### DESCRIPTION OF THE TASK
What you return should be the full listing, exactly as given.
***** PROVIDED ENTRIES
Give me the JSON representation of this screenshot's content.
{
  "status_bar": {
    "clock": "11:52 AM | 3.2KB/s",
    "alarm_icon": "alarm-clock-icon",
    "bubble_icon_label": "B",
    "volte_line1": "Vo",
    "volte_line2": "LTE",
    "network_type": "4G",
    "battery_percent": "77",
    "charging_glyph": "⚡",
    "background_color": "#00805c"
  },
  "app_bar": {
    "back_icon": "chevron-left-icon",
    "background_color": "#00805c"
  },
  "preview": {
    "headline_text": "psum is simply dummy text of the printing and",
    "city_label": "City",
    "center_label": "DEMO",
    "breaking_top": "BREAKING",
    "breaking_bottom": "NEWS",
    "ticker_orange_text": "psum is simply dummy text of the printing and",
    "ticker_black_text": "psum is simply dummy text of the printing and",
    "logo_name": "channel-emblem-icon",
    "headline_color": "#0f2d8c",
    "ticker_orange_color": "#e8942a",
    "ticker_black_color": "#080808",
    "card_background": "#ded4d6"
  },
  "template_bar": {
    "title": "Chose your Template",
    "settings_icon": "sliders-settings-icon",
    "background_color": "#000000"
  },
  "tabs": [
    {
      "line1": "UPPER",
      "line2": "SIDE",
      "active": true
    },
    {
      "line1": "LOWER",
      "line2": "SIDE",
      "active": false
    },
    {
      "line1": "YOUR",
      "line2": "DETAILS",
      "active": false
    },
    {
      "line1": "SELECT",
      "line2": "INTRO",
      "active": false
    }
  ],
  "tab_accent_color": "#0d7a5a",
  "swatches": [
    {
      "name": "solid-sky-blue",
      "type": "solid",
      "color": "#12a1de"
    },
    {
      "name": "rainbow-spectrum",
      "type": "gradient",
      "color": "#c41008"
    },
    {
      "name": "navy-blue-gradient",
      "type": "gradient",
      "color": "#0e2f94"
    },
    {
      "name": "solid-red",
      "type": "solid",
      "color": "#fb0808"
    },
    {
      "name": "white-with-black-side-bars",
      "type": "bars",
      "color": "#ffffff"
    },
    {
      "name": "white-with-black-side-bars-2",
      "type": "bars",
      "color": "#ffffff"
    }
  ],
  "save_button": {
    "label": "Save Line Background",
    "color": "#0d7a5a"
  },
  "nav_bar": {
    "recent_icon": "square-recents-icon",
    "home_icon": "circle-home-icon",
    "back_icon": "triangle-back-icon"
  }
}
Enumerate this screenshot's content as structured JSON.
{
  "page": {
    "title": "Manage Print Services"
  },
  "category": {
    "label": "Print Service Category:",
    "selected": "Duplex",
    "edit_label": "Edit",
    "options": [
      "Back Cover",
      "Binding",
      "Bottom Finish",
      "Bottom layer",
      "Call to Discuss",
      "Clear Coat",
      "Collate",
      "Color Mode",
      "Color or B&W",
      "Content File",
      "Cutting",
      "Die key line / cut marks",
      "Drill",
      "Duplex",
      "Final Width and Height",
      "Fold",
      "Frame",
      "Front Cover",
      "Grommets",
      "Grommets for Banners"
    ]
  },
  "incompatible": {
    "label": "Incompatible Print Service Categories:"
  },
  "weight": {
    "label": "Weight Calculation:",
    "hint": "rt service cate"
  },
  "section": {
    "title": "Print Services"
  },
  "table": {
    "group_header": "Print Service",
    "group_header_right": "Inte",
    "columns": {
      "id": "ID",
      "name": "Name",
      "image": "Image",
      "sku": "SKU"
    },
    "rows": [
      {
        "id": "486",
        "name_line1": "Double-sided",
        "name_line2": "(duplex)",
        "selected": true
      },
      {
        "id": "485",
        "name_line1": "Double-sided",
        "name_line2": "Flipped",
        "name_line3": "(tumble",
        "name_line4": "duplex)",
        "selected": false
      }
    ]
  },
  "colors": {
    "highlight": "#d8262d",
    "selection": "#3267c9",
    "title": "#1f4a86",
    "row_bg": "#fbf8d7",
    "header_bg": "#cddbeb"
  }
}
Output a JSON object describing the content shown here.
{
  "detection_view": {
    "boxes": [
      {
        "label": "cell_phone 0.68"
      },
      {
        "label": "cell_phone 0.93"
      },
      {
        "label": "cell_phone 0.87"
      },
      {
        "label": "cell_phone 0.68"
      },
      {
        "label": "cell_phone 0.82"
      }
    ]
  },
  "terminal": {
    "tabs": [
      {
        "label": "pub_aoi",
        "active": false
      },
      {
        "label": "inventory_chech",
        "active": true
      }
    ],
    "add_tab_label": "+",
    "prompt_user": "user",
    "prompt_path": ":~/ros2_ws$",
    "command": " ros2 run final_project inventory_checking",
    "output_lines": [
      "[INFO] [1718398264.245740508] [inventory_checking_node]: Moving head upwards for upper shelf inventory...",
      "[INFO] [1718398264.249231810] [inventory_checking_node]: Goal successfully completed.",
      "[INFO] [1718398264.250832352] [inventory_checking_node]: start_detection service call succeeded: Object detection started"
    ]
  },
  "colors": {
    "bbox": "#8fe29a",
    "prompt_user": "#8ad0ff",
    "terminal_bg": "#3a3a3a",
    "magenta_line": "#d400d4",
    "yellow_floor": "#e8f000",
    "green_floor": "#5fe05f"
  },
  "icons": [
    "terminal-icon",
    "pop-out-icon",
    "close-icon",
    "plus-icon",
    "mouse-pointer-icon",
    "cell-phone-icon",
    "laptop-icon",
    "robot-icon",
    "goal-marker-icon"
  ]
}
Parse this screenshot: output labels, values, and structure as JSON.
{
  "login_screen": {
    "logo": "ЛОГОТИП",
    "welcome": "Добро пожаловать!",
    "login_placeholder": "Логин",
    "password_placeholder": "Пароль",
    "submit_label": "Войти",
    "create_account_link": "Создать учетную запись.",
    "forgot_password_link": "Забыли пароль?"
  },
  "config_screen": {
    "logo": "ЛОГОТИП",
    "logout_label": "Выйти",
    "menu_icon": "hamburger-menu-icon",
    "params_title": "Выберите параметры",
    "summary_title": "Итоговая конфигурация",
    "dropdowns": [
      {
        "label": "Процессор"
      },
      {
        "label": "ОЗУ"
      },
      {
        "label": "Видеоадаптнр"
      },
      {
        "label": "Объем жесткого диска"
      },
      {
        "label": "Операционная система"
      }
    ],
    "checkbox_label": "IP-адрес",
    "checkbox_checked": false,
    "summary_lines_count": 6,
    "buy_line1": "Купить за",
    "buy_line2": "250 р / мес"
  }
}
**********
### PROBLEM SOLUTION
Give me the JSON representation of this screenshot's content.
{
  "status_bar": {
    "clock": "11:52 AM | 3.2KB/s",
    "alarm_icon": "alarm-clock-icon",
    "bubble_icon_label": "B",
    "volte_line1": "Vo",
    "volte_line2": "LTE",
    "network_type": "4G",
    "battery_percent": "77",
    "charging_glyph": "⚡",
    "background_color": "#00805c"
  },
  "app_bar": {
    "back_icon": "chevron-left-icon",
    "background_color": "#00805c"
  },
  "preview": {
    "headline_text": "psum is simply dummy text of the printing and",
    "city_label": "City",
    "center_label": "DEMO",
    "breaking_top": "BREAKING",
    "breaking_bottom": "NEWS",
    "ticker_orange_text": "psum is simply dummy text of the printing and",
    "ticker_black_text": "psum is simply dummy text of the printing and",
    "logo_name": "channel-emblem-icon",
    "headline_color": "#0f2d8c",
    "ticker_orange_color": "#e8942a",
    "ticker_black_color": "#080808",
    "card_background": "#ded4d6"
  },
  "template_bar": {
    "title": "Chose your Template",
    "settings_icon": "sliders-settings-icon",
    "background_color": "#000000"
  },
  "tabs": [
    {
      "line1": "UPPER",
      "line2": "SIDE",
      "active": true
    },
    {
      "line1": "LOWER",
      "line2": "SIDE",
      "active": false
    },
    {
      "line1": "YOUR",
      "line2": "DETAILS",
      "active": false
    },
    {
      "line1": "SELECT",
      "line2": "INTRO",
      "active": false
    }
  ],
  "tab_accent_color": "#0d7a5a",
  "swatches": [
    {
      "name": "solid-sky-blue",
      "type": "solid",
      "color": "#12a1de"
    },
    {
      "name": "rainbow-spectrum",
      "type": "gradient",
      "color": "#c41008"
    },
    {
      "name": "navy-blue-gradient",
      "type": "gradient",
      "color": "#0e2f94"
    },
    {
      "name": "solid-red",
      "type": "solid",
      "color": "#fb0808"
    },
    {
      "name": "white-with-black-side-bars",
      "type": "bars",
      "color": "#ffffff"
    },
    {
      "name": "white-with-black-side-bars-2",
      "type": "bars",
      "color": "#ffffff"
    }
  ],
  "save_button": {
    "label": "Save Line Background",
    "color": "#0d7a5a"
  },
  "nav_bar": {
    "recent_icon": "square-recents-icon",
    "home_icon": "circle-home-icon",
    "back_icon": "triangle-back-icon"
  }
}
Enumerate this screenshot's content as structured JSON.
{
  "page": {
    "title": "Manage Print Services"
  },
  "category": {
    "label": "Print Service Category:",
    "selected": "Duplex",
    "edit_label": "Edit",
    "options": [
      "Back Cover",
      "Binding",
      "Bottom Finish",
      "Bottom layer",
      "Call to Discuss",
      "Clear Coat",
      "Collate",
      "Color Mode",
      "Color or B&W",
      "Content File",
      "Cutting",
      "Die key line / cut marks",
      "Drill",
      "Duplex",
      "Final Width and Height",
      "Fold",
      "Frame",
      "Front Cover",
      "Grommets",
      "Grommets for Banners"
    ]
  },
  "incompatible": {
    "label": "Incompatible Print Service Categories:"
  },
  "weight": {
    "label": "Weight Calculation:",
    "hint": "rt service cate"
  },
  "section": {
    "title": "Print Services"
  },
  "table": {
    "group_header": "Print Service",
    "group_header_right": "Inte",
    "columns": {
      "id": "ID",
      "name": "Name",
      "image": "Image",
      "sku": "SKU"
    },
    "rows": [
      {
        "id": "486",
        "name_line1": "Double-sided",
        "name_line2": "(duplex)",
        "selected": true
      },
      {
        "id": "485",
        "name_line1": "Double-sided",
        "name_line2": "Flipped",
        "name_line3": "(tumble",
        "name_line4": "duplex)",
        "selected": false
      }
    ]
  },
  "colors": {
    "highlight": "#d8262d",
    "selection": "#3267c9",
    "title": "#1f4a86",
    "row_bg": "#fbf8d7",
    "header_bg": "#cddbeb"
  }
}
Output a JSON object describing the content shown here.
{
  "detection_view": {
    "boxes": [
      {
        "label": "cell_phone 0.68"
      },
      {
        "label": "cell_phone 0.93"
      },
      {
        "label": "cell_phone 0.87"
      },
      {
        "label": "cell_phone 0.68"
      },
      {
        "label": "cell_phone 0.82"
      }
    ]
  },
  "terminal": {
    "tabs": [
      {
        "label": "pub_aoi",
        "active": false
      },
      {
        "label": "inventory_chech",
        "active": true
      }
    ],
    "add_tab_label": "+",
    "prompt_user": "user",
    "prompt_path": ":~/ros2_ws$",
    "command": " ros2 run final_project inventory_checking",
    "output_lines": [
      "[INFO] [1718398264.245740508] [inventory_checking_node]: Moving head upwards for upper shelf inventory...",
      "[INFO] [1718398264.249231810] [inventory_checking_node]: Goal successfully completed.",
      "[INFO] [1718398264.250832352] [inventory_checking_node]: start_detection service call succeeded: Object detection started"
    ]
  },
  "colors": {
    "bbox": "#8fe29a",
    "prompt_user": "#8ad0ff",
    "terminal_bg": "#3a3a3a",
    "magenta_line": "#d400d4",
    "yellow_floor": "#e8f000",
    "green_floor": "#5fe05f"
  },
  "icons": [
    "terminal-icon",
    "pop-out-icon",
    "close-icon",
    "plus-icon",
    "mouse-pointer-icon",
    "cell-phone-icon",
    "laptop-icon",
    "robot-icon",
    "goal-marker-icon"
  ]
}
Parse this screenshot: output labels, values, and structure as JSON.
{
  "login_screen": {
    "logo": "ЛОГОТИП",
    "welcome": "Добро пожаловать!",
    "login_placeholder": "Логин",
    "password_placeholder": "Пароль",
    "submit_label": "Войти",
    "create_account_link": "Создать учетную запись.",
    "forgot_password_link": "Забыли пароль?"
  },
  "config_screen": {
    "logo": "ЛОГОТИП",
    "logout_label": "Выйти",
    "menu_icon": "hamburger-menu-icon",
    "params_title": "Выберите параметры",
    "summary_title": "Итоговая конфигурация",
    "dropdowns": [
      {
        "label": "Процессор"
      },
      {
        "label": "ОЗУ"
      },
      {
        "label": "Видеоадаптнр"
      },
      {
        "label": "Объем жесткого диска"
      },
      {
        "label": "Операционная система"
      }
    ],
    "checkbox_label": "IP-адрес",
    "checkbox_checked": false,
    "summary_lines_count": 6,
    "buy_line1": "Купить за",
    "buy_line2": "250 р / мес"
  }
}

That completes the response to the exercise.